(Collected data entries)
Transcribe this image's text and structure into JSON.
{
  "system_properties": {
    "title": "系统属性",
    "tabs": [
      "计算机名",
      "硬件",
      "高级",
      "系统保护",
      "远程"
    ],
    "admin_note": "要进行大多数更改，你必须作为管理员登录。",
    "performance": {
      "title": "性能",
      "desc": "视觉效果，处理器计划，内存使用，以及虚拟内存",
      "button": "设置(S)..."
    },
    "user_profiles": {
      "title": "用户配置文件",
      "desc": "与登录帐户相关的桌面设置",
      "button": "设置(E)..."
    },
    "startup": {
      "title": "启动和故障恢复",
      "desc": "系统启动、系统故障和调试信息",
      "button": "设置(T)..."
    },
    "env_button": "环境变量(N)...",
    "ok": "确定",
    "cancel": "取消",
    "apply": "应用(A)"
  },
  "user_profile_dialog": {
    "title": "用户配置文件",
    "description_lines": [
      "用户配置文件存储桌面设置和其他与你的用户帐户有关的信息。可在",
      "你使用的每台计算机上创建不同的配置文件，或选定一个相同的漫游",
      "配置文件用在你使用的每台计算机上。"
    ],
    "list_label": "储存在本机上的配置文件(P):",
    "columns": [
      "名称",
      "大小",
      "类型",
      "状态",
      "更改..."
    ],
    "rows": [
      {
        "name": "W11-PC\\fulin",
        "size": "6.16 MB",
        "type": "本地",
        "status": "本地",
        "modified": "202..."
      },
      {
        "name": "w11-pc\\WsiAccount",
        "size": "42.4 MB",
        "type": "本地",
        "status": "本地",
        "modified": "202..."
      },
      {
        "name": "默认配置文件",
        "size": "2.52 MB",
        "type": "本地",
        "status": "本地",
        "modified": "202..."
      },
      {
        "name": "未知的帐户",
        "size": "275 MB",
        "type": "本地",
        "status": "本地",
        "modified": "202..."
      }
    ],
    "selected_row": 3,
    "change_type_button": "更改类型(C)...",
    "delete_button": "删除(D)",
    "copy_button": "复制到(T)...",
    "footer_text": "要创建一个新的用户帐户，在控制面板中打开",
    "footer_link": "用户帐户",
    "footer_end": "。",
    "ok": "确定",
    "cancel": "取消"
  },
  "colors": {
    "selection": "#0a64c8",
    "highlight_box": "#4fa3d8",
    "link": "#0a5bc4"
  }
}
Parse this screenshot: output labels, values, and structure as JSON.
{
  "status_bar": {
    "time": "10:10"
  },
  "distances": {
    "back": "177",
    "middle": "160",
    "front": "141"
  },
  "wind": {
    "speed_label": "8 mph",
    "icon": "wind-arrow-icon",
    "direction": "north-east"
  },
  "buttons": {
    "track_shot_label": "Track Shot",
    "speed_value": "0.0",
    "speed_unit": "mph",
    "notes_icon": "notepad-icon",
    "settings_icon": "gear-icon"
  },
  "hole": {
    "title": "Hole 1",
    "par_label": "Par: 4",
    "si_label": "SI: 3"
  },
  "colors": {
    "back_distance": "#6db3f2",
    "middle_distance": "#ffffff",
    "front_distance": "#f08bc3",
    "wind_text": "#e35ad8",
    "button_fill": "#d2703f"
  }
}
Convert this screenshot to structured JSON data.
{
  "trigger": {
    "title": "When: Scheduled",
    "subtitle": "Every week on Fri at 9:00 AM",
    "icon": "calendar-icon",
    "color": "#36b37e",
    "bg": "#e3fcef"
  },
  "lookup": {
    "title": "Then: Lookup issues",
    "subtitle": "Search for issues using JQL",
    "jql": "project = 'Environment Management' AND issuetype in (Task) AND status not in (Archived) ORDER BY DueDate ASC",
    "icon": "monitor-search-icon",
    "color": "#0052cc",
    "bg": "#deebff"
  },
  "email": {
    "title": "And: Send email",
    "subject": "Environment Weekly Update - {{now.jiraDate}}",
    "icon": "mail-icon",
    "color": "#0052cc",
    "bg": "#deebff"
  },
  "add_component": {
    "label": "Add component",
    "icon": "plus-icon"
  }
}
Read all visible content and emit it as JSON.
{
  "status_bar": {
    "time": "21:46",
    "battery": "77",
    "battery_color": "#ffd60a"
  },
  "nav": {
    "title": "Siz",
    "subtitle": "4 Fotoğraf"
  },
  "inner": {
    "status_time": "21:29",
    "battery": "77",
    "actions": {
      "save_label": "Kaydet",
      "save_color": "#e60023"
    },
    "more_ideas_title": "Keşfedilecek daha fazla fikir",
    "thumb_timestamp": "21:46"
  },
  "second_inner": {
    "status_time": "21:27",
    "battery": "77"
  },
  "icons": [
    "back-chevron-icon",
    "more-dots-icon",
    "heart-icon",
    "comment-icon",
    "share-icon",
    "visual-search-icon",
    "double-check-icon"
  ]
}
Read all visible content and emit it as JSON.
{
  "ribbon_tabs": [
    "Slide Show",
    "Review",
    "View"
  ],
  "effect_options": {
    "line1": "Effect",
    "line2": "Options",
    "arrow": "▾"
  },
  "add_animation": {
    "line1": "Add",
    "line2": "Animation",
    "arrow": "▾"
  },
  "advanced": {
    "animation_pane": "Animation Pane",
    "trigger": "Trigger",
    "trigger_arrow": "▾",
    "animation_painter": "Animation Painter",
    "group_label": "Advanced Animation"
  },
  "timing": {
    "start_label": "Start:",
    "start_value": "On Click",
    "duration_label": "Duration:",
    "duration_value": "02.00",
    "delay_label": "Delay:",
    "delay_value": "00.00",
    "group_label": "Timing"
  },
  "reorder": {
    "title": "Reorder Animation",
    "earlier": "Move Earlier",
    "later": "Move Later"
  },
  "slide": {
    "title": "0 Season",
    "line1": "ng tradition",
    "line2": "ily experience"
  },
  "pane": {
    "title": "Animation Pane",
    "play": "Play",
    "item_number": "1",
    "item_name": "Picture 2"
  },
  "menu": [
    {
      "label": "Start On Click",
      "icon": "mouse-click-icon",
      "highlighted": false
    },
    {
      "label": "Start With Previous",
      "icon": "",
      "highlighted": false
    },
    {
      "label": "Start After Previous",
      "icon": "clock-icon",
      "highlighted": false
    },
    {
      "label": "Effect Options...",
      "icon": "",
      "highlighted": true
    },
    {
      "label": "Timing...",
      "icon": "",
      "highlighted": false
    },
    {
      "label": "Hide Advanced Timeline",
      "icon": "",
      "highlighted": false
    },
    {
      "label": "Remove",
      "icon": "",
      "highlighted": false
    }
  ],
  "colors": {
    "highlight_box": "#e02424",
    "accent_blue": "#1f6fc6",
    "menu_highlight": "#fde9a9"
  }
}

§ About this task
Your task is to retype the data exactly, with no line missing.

§ Solution to this task
Transcribe this image's text and structure into JSON.
{
  "system_properties": {
    "title": "系统属性",
    "tabs": [
      "计算机名",
      "硬件",
      "高级",
      "系统保护",
      "远程"
    ],
    "admin_note": "要进行大多数更改，你必须作为管理员登录。",
    "performance": {
      "title": "性能",
      "desc": "视觉效果，处理器计划，内存使用，以及虚拟内存",
      "button": "设置(S)..."
    },
    "user_profiles": {
      "title": "用户配置文件",
      "desc": "与登录帐户相关的桌面设置",
      "button": "设置(E)..."
    },
    "startup": {
      "title": "启动和故障恢复",
      "desc": "系统启动、系统故障和调试信息",
      "button": "设置(T)..."
    },
    "env_button": "环境变量(N)...",
    "ok": "确定",
    "cancel": "取消",
    "apply": "应用(A)"
  },
  "user_profile_dialog": {
    "title": "用户配置文件",
    "description_lines": [
      "用户配置文件存储桌面设置和其他与你的用户帐户有关的信息。可在",
      "你使用的每台计算机上创建不同的配置文件，或选定一个相同的漫游",
      "配置文件用在你使用的每台计算机上。"
    ],
    "list_label": "储存在本机上的配置文件(P):",
    "columns": [
      "名称",
      "大小",
      "类型",
      "状态",
      "更改..."
    ],
    "rows": [
      {
        "name": "W11-PC\\fulin",
        "size": "6.16 MB",
        "type": "本地",
        "status": "本地",
        "modified": "202..."
      },
      {
        "name": "w11-pc\\WsiAccount",
        "size": "42.4 MB",
        "type": "本地",
        "status": "本地",
        "modified": "202..."
      },
      {
        "name": "默认配置文件",
        "size": "2.52 MB",
        "type": "本地",
        "status": "本地",
        "modified": "202..."
      },
      {
        "name": "未知的帐户",
        "size": "275 MB",
        "type": "本地",
        "status": "本地",
        "modified": "202..."
      }
    ],
    "selected_row": 3,
    "change_type_button": "更改类型(C)...",
    "delete_button": "删除(D)",
    "copy_button": "复制到(T)...",
    "footer_text": "要创建一个新的用户帐户，在控制面板中打开",
    "footer_link": "用户帐户",
    "footer_end": "。",
    "ok": "确定",
    "cancel": "取消"
  },
  "colors": {
    "selection": "#0a64c8",
    "highlight_box": "#4fa3d8",
    "link": "#0a5bc4"
  }
}
Parse this screenshot: output labels, values, and structure as JSON.
{
  "status_bar": {
    "time": "10:10"
  },
  "distances": {
    "back": "177",
    "middle": "160",
    "front": "141"
  },
  "wind": {
    "speed_label": "8 mph",
    "icon": "wind-arrow-icon",
    "direction": "north-east"
  },
  "buttons": {
    "track_shot_label": "Track Shot",
    "speed_value": "0.0",
    "speed_unit": "mph",
    "notes_icon": "notepad-icon",
    "settings_icon": "gear-icon"
  },
  "hole": {
    "title": "Hole 1",
    "par_label": "Par: 4",
    "si_label": "SI: 3"
  },
  "colors": {
    "back_distance": "#6db3f2",
    "middle_distance": "#ffffff",
    "front_distance": "#f08bc3",
    "wind_text": "#e35ad8",
    "button_fill": "#d2703f"
  }
}
Convert this screenshot to structured JSON data.
{
  "trigger": {
    "title": "When: Scheduled",
    "subtitle": "Every week on Fri at 9:00 AM",
    "icon": "calendar-icon",
    "color": "#36b37e",
    "bg": "#e3fcef"
  },
  "lookup": {
    "title": "Then: Lookup issues",
    "subtitle": "Search for issues using JQL",
    "jql": "project = 'Environment Management' AND issuetype in (Task) AND status not in (Archived) ORDER BY DueDate ASC",
    "icon": "monitor-search-icon",
    "color": "#0052cc",
    "bg": "#deebff"
  },
  "email": {
    "title": "And: Send email",
    "subject": "Environment Weekly Update - {{now.jiraDate}}",
    "icon": "mail-icon",
    "color": "#0052cc",
    "bg": "#deebff"
  },
  "add_component": {
    "label": "Add component",
    "icon": "plus-icon"
  }
}
Read all visible content and emit it as JSON.
{
  "status_bar": {
    "time": "21:46",
    "battery": "77",
    "battery_color": "#ffd60a"
  },
  "nav": {
    "title": "Siz",
    "subtitle": "4 Fotoğraf"
  },
  "inner": {
    "status_time": "21:29",
    "battery": "77",
    "actions": {
      "save_label": "Kaydet",
      "save_color": "#e60023"
    },
    "more_ideas_title": "Keşfedilecek daha fazla fikir",
    "thumb_timestamp": "21:46"
  },
  "second_inner": {
    "status_time": "21:27",
    "battery": "77"
  },
  "icons": [
    "back-chevron-icon",
    "more-dots-icon",
    "heart-icon",
    "comment-icon",
    "share-icon",
    "visual-search-icon",
    "double-check-icon"
  ]
}
Read all visible content and emit it as JSON.
{
  "ribbon_tabs": [
    "Slide Show",
    "Review",
    "View"
  ],
  "effect_options": {
    "line1": "Effect",
    "line2": "Options",
    "arrow": "▾"
  },
  "add_animation": {
    "line1": "Add",
    "line2": "Animation",
    "arrow": "▾"
  },
  "advanced": {
    "animation_pane": "Animation Pane",
    "trigger": "Trigger",
    "trigger_arrow": "▾",
    "animation_painter": "Animation Painter",
    "group_label": "Advanced Animation"
  },
  "timing": {
    "start_label": "Start:",
    "start_value": "On Click",
    "duration_label": "Duration:",
    "duration_value": "02.00",
    "delay_label": "Delay:",
    "delay_value": "00.00",
    "group_label": "Timing"
  },
  "reorder": {
    "title": "Reorder Animation",
    "earlier": "Move Earlier",
    "later": "Move Later"
  },
  "slide": {
    "title": "0 Season",
    "line1": "ng tradition",
    "line2": "ily experience"
  },
  "pane": {
    "title": "Animation Pane",
    "play": "Play",
    "item_number": "1",
    "item_name": "Picture 2"
  },
  "menu": [
    {
      "label": "Start On Click",
      "icon": "mouse-click-icon",
      "highlighted": false
    },
    {
      "label": "Start With Previous",
      "icon": "",
      "highlighted": false
    },
    {
      "label": "Start After Previous",
      "icon": "clock-icon",
      "highlighted": false
    },
    {
      "label": "Effect Options...",
      "icon": "",
      "highlighted": true
    },
    {
      "label": "Timing...",
      "icon": "",
      "highlighted": false
    },
    {
      "label": "Hide Advanced Timeline",
      "icon": "",
      "highlighted": false
    },
    {
      "label": "Remove",
      "icon": "",
      "highlighted": false
    }
  ],
  "colors": {
    "highlight_box": "#e02424",
    "accent_blue": "#1f6fc6",
    "menu_highlight": "#fde9a9"
  }
}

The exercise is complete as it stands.